Energy Voices


photot for reema nanavaty

Helen Watts
Senior Director, Global Partnerships, Student Energy

Student Energy in action

What energy solutions have you or your organization been working on?

This year Student Energy has leveraged our growth as an organization as the global youth climate and energy movement has grown steadily over the last several years. We are working to strengthen our core programs and better understand the needs of our youth network to accelerate global action on energy and recognition of youth as critical enablers of solutions.

Highlights of our most recent phase of growth include: growing our network to 47 Student Energy Chapters on post-secondary campuses in 22 countries, who engaged over 16,000 youth in 2020 alone. We launched the first Leaders Fellowship cohort last year, with 47 global teams completing their 10-month program, and this year we have brought on close to 200 fellows into the second cohort in response to overwhelming demand for the program.

The Global Youth Outlook survey is now available in eight languages, and we are working with a global youth team of Regional Coordinators to reach 50,000 young people in the lead-up to COP26. Early findings from the Outlook have shown that over 50% of young people want their government to commit to a net zero target by 2030, and less than 20% of youth 18-30 feel their perspectives and values on energy issues are not valued by business and government.

Our Energy System Map and video users skyrocketed this past year, reaching over 10 million users, as more students and educators turned to digital energy learning resources. Just last year, we launched the new Energy System Map at, featuring the new “Influences” layer, to help young people understand how to change the energy system.

We provided $120,000 in funding directly to young people to support them with honorariums and awards to help them take action on energy, and are working on an even more ambitious direct-to-youth funding strategy for 2021 where we aim to unlock a new funding mechanism for youth solutions at scale.

To date Student Energy has now partnered with 90 organizations to make space for youth, and we’ve developed new models for intergenerational collaboration that will continue to expand through 2021.

As a youth-led organization, we are excited to see that youth leadership for bold, just climate action is being recognized more often on the global stage. We are hopeful this recognition will grow into more meaningful support and resources for youth-led climate and energy solutions in 2021 and beyond. To make this happen, there is much more that organizations, governments, and those in power need to do to fully empower and equip youth with the tools and resources they need to take action.

Why is the High-level Dialogue on Energy important at this time?

Youth as a critical enabler of solutions is such an under-researched area, and to date there have been no global datasets on how youth think about and want to act on achieving universal clean energy access by 2030. For Student Energy and for me, the High-level Dialogue on Energy came at a critical time where global consciousness of youth movements on climate is at an all time high, and Student Energy is undertaking the first global research initiative on youth perspectives and motivations for accelerating the clean energy transition.
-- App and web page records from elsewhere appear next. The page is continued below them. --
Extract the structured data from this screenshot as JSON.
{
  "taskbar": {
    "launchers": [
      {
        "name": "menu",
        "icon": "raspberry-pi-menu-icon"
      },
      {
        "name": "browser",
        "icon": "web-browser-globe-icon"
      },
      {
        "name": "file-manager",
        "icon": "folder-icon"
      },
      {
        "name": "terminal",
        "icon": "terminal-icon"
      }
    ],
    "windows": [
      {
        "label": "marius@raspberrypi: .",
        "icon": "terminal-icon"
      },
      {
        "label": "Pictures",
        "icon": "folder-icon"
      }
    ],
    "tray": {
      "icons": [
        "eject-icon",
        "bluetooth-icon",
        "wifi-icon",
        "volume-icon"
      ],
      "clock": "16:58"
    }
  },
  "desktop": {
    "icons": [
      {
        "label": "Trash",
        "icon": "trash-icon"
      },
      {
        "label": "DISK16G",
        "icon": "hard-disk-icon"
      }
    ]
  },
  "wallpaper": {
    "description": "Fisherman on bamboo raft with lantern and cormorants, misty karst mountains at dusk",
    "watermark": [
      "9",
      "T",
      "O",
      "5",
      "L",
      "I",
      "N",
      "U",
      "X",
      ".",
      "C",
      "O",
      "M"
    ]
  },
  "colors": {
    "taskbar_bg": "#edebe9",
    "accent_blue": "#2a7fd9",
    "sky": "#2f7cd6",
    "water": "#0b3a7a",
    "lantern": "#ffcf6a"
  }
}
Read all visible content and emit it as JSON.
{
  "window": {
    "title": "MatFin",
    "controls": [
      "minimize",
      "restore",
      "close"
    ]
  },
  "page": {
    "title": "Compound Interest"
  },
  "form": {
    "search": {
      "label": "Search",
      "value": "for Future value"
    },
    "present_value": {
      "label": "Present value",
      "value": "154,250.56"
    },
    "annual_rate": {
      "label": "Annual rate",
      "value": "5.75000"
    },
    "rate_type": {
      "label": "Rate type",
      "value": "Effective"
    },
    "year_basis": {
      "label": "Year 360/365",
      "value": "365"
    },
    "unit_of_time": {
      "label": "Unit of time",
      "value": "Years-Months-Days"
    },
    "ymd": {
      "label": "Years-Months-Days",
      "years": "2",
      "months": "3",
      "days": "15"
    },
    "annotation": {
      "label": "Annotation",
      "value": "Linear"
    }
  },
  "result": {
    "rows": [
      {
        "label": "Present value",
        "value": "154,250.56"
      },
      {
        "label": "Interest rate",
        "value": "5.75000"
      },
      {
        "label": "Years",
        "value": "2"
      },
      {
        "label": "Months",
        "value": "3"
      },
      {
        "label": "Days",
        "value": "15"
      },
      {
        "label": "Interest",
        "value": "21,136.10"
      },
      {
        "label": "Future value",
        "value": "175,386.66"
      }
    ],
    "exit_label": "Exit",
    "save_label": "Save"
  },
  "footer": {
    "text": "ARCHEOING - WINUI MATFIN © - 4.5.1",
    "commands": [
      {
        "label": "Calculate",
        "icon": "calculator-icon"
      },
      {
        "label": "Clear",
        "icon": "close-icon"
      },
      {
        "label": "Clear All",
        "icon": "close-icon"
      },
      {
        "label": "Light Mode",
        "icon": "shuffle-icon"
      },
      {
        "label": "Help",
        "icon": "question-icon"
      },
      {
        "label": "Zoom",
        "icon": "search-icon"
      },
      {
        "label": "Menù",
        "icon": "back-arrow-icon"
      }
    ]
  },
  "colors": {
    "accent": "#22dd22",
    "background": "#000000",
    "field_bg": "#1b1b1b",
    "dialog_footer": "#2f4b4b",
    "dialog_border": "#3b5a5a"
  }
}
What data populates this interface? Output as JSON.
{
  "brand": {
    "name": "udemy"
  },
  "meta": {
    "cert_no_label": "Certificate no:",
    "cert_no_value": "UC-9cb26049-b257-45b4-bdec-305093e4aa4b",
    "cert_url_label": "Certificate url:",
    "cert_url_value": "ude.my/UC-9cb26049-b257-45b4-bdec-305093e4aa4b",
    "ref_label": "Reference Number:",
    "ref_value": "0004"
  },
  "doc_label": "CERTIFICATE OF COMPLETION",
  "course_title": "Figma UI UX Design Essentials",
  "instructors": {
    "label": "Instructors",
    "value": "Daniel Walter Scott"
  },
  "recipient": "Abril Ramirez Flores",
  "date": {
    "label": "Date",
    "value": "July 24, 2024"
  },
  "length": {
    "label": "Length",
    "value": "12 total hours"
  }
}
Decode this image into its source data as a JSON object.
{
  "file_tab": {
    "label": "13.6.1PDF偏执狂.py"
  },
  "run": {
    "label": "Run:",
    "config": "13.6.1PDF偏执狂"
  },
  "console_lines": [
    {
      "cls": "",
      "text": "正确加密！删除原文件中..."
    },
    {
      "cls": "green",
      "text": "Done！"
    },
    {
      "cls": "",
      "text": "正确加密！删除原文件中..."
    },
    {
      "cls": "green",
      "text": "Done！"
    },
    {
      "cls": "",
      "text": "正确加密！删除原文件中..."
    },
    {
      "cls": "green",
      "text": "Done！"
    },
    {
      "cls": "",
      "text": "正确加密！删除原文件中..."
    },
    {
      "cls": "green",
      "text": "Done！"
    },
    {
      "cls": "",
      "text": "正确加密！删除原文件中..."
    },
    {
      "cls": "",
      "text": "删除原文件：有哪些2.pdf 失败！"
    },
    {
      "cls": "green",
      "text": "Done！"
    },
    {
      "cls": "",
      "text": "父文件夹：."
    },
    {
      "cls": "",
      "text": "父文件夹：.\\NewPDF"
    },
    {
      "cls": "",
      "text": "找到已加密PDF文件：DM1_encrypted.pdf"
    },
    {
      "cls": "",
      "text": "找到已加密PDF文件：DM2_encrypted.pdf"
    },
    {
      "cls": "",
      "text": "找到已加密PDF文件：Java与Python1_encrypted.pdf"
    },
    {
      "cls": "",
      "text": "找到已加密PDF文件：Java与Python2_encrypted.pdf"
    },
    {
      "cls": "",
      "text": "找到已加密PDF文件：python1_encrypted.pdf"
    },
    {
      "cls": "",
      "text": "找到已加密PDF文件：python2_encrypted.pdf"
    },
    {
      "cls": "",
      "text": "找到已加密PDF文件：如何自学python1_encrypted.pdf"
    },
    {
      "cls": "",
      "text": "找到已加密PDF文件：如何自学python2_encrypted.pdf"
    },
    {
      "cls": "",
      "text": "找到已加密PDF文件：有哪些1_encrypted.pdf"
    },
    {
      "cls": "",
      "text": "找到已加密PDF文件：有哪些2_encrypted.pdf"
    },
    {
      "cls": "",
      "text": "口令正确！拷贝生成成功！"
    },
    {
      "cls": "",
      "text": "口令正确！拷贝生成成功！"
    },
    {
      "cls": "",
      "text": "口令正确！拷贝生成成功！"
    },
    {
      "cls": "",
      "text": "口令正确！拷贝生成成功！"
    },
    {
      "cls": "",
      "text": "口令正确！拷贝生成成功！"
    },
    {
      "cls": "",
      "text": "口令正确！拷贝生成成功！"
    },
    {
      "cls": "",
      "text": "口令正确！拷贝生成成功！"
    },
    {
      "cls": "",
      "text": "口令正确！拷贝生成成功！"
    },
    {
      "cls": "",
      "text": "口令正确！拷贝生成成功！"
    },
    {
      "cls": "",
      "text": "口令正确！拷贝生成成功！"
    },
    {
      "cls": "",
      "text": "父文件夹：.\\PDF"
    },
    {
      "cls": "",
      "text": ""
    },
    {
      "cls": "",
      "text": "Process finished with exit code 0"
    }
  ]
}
We are working to leverage these insights from the Youth Outlook, as well as insights from youth that we worked with UNDP to gather through a global youth engagement process this past month, to inform the HLDE roadmaps and centre youth in the global energy agenda for the very first time.

There are many reasons that youth should be underscored in the HLDE roadmap as a critical enabler of solutions. Youth make up a significant public advocacy body pushing for clean energy and access policies from their local and national governments. And youth are our collective solution to “future proof” commitments and action taken now — by engaging youth and getting buy-in, we can sustain action on SDG 7 in the long-term.

Can you give a preview of what commitments you might include in a potential Energy Compact by your organization?

The consortium of youth participating in the HLDE Technical Working Groups are seriously considering pursuing a Youth Energy Compact. Some commitments we might include would be:

  • Significant investments in youth incubation platforms and a more inclusive range of financial support for young people accessing clean energy capacity-building programs and seeking financial support for their projects and social innovations. This will support young entrepreneurs and intrapreneurs working on integrated solutions and new technologies while also ensuring that they become viable at industry scale.
  • Supporting youth movements to gain traction and credibility with their influence on decision-making. Governments have a responsibility to consult directly with youth through programs like advisory councils, compensate youth for their time, and proactively invite youth to participate, with an imperative to reach diverse communities of youth.
  • Ensure youth have access to education and training that enables them to think critically and develop relevant capabilities and apply their motivation and knowledge to practical solutions. If young people are not supported to be competitive in a changing future of work, many sectors will continue to struggle to find and employ talent that can sustain this transition in the energy industry. The talent and knowledge gap presents a significant risk to achieving universal clean energy access by 2030. Also, it is imperative that evidence-based climate science and the level of urgency required for action is communicated to students seeking careers in the energy sector to foster critical thinking and decision-making for future career choices.